Weinberger to Step Down
Tuesday, November 3, 1987
Defense Secretary Caspar W. Weinberger has decided to resign because of the deteriorating health of his wife, Jane, and President Reagan is expected to name national security adviser Frank C. Carlucci as the new defense secretary, administration officials said last night.
The president is also considering appointing Army Lt. Gen. Colin L. Powell, the deputy national security adviser, to succeed Carlucci, the officials said. Before coming to the White House, Powell served as military assistant to Weinberger.
The officials said an announcement of the changes may come as soon as today, when Reagan is planning to announce a new secretary of labor. Weinberger, whose wife is suffering from cancer and severe arthritis, was unavailable for comment last night following a report on his plans by NBC News. Two weeks ago, asked about another news report that he planned to resign, Weinberger dismissed it as "the same reports" of resignation that persisted in earlier years.

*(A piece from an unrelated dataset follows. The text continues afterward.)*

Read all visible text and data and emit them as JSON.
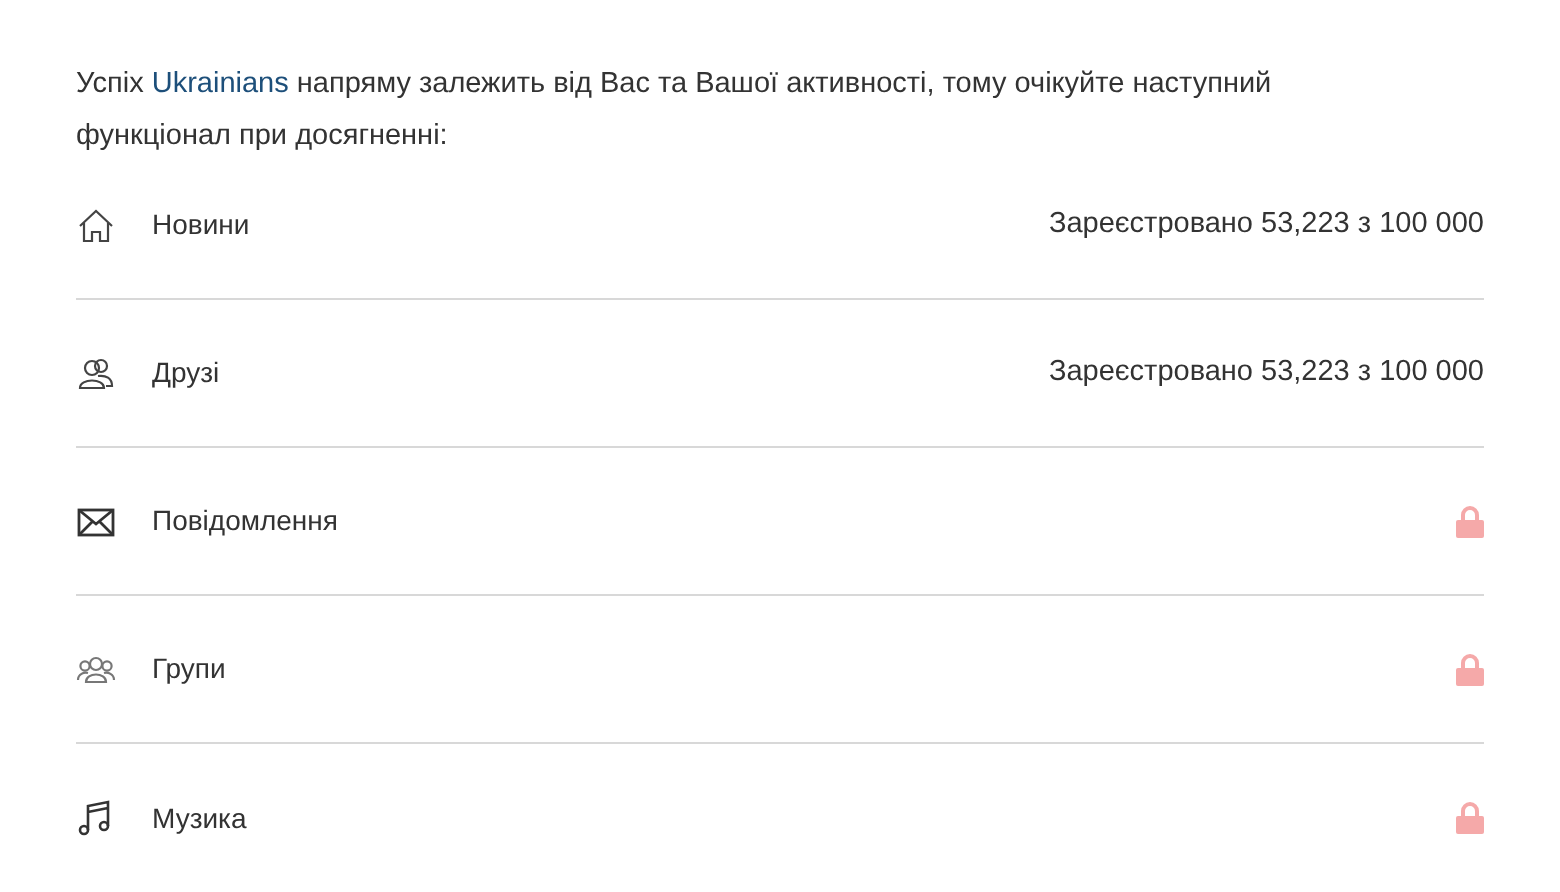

Weinberger, 70, has held a powerful seat in Reagan's Cabinet, enhanced in part by his long personal relationship with the president and his easy access to the Oval Office. As defense secretary, Weinberger served as a strong advocate for Reagan's ambitious $ 2 trillion rearmament program, even in the face of growing pressure for cutbacks from a Congress worried about the deficit.
Aided by former Assistant Secretary Richard N. Perle, Weinberger was also a frequent opponent of arms control proposals advocated by Secretary of State George P. Shultz, and he was particularly forceful in resisting limits on the president's missile defense program, the Strategic Defense Initiative (SDI).
While officials said Weinberger's departure is not the result of pressure from within the administration, it may presage a new approach to arms control in the final year of Reagan's presidency. Carlucci, who previously served as deputy defense secretary under Weinberger, is known within the administration as a more pragmatic and flexible policymaker than Weinberger on arms control issues.
The shift comes at a critical time as Reagan makes final preparations for signing a treaty next month with Soviet leader Mikhail Gorbachev eliminating medium-range and shorter-range missiles in Europe. The agreement is the first major arms control treaty of Reagan's presidency and is to be signed at the first U.S.-Soviet summit in this country since 1973.
Even more important, Reagan and Gorbachev seem to be approaching intensified bargaining aimed at an agreement cutting strategic nuclear arsenals in half. A critical factor will be Reagan's response to Soviet insistence that restrictions be imposed on development and deployment of a space-based missile defense system as part of any accord on reducing offensive weapons.
Weinberger has refused to accept restraints that could slow the SDI missile defense program, now in research, and he oversaw a major expansion in its spending.
Powell, 50, has received high marks from White House officials while serving as Carlucci's deputy. One administration source said "it would make sense" for Reagan to appoint Powell to succeed Carlucci. If appointed, Powell would become the first black ever to hold the post.
Close acquaintances said Jane Weinberger's health has been deteriorating steadily in recent months. She recently completed a series of radiation treatments for the malignancy and has had persistent problems with arthritis that have occasionally left her bedridden, they said.
The couple, who celebrated their 45th wedding anniversary in August, recently sold their huge McLean residence and moved into a two-suite accommodation at the Watergate apartments because they could not install an elevator for her in the McLean house, acquaintances said.